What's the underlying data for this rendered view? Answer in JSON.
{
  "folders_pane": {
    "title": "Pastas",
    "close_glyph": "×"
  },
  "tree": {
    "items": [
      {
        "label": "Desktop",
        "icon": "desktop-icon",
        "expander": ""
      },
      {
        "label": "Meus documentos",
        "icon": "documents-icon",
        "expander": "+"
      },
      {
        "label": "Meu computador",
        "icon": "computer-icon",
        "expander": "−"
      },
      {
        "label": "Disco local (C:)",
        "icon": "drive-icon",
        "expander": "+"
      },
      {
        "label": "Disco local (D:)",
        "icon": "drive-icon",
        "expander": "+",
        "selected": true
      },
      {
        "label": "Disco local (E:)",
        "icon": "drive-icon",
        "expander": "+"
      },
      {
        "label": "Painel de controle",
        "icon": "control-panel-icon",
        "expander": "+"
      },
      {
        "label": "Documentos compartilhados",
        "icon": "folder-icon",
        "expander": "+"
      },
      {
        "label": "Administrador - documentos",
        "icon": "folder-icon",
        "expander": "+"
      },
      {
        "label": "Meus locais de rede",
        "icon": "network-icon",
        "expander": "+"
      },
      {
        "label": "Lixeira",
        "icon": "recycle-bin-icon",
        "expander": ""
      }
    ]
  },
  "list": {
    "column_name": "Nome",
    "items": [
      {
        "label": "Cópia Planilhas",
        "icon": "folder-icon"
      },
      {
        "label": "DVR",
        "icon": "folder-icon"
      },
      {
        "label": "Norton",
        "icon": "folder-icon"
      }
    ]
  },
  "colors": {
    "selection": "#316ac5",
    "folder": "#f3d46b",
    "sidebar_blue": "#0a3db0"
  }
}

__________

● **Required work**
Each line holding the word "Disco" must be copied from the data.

● **Answer**
        "label": "Disco local (C:)",
        "label": "Disco local (D:)",
        "label": "Disco local (E:)",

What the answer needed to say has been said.